Witnesses said that when asked to explain his failure to stop, Ong said he was unaware of what happened and that he was on his way to pick up his friend.
According to a report in The Straits Times, Ong said he was leaving the club after a coaching session when the dog dashed out from behind a tree. He added that he was driving at about 40kmh.
But Ng said the animal's life could have been saved if Ong was more vigilant. "What angered me was that the dog was alive for a good 20 minutes. If he had stopped immediately, he could have brought it to the vet and her life might have been saved."
"But in the end he came back after the dog has died. He just took the number plate and drove off," he added.
Ng went on to express his disappointment at Ong, whom he has bowled with in the past.
He added: "I knew him because I bowled with him before and that is why I could recognise him. He was an idol to many Singapore young bowlers. But now I feel disgusted."
Meanwhile, the Executive Director of the Society for the Prevention of Cruelty to Animals (SPCA) Corinne Fong confirmed the dog, which was about 3-year-old, was dead when its officer arrived at the scene.
Fong also stressed: "We urge anyone involved in an accident with a person or animal to stop and check the condition of the casualty and if possible, render help."
"If the casualty is an animal, you can send it to the nearest vet or to the SPCA."
Ong said that he was willing to co-operate with the SPCA. He has also lodged a police report.
"All I want to say is I admit it's my mistake and I am willing to help the SPCA and the police in their investigations," said Ong who flew off to Dubai to take part in two bowling tournaments on Monday afternoon.
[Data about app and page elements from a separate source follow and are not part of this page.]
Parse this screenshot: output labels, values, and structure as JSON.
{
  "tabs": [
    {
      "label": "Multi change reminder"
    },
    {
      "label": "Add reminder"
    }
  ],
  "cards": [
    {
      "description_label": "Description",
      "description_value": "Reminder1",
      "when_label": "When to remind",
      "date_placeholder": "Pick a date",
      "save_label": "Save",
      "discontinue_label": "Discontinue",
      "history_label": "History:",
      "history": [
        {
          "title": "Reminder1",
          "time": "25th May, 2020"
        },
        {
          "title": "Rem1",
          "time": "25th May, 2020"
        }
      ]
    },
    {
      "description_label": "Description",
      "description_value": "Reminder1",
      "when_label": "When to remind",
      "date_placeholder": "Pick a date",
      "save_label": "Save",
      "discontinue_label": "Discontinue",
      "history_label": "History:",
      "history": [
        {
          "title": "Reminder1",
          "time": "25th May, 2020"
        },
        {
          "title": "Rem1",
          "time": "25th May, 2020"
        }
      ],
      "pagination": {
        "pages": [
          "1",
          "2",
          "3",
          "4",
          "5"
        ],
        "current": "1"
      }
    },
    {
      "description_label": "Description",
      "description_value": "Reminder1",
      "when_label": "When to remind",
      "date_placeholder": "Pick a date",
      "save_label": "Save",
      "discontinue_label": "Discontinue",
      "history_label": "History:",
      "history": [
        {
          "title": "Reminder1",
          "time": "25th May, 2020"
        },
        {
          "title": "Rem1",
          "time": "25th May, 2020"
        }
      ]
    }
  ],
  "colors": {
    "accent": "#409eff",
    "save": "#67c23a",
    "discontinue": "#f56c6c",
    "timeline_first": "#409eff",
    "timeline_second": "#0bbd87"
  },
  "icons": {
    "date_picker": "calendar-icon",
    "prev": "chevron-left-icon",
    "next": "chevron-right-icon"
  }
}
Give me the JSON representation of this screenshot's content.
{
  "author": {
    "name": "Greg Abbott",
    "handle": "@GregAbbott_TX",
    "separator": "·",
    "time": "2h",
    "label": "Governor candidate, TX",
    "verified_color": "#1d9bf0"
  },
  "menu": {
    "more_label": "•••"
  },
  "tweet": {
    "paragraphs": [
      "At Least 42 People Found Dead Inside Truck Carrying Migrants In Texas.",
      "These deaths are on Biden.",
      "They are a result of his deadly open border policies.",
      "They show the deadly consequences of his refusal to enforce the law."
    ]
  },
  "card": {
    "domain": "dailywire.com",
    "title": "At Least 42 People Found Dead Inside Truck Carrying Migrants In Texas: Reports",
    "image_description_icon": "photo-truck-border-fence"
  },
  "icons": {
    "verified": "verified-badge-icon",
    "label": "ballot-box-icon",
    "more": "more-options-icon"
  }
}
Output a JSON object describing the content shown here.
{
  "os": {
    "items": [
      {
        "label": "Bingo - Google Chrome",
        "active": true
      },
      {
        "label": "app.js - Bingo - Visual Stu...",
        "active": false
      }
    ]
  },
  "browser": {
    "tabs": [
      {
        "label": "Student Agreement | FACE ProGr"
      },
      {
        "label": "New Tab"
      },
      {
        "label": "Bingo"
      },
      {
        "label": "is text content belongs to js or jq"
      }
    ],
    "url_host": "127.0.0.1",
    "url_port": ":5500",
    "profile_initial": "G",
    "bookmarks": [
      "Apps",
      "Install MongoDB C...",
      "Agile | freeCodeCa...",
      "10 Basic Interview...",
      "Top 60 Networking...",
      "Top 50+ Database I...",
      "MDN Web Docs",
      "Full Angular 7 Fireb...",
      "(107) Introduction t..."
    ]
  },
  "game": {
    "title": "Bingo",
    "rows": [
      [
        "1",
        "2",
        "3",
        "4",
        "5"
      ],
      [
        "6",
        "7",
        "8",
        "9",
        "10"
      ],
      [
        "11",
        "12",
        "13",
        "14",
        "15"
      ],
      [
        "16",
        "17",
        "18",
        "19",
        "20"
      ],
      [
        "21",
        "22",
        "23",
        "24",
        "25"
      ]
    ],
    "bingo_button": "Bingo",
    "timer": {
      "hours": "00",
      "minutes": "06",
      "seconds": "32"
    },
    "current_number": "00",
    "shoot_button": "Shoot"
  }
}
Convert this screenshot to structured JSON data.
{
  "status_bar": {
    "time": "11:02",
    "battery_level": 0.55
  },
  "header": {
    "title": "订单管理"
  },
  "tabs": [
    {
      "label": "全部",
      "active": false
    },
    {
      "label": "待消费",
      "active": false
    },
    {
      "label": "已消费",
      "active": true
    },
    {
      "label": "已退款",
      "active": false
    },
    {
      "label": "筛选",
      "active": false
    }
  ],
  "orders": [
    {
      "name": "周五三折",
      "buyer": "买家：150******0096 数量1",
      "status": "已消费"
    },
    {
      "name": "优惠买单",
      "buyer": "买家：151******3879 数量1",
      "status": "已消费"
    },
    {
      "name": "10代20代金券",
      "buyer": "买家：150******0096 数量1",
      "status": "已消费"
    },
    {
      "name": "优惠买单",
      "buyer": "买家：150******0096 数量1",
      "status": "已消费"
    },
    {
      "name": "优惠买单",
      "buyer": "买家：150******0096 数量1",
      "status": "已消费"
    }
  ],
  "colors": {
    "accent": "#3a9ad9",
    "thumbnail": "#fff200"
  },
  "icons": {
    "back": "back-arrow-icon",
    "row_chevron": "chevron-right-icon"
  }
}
Under the Road Traffic Act, anyone involved in a hit-and-run accident can be fined up to S$3,000 or jailed up to a year, even when the victim is an animal.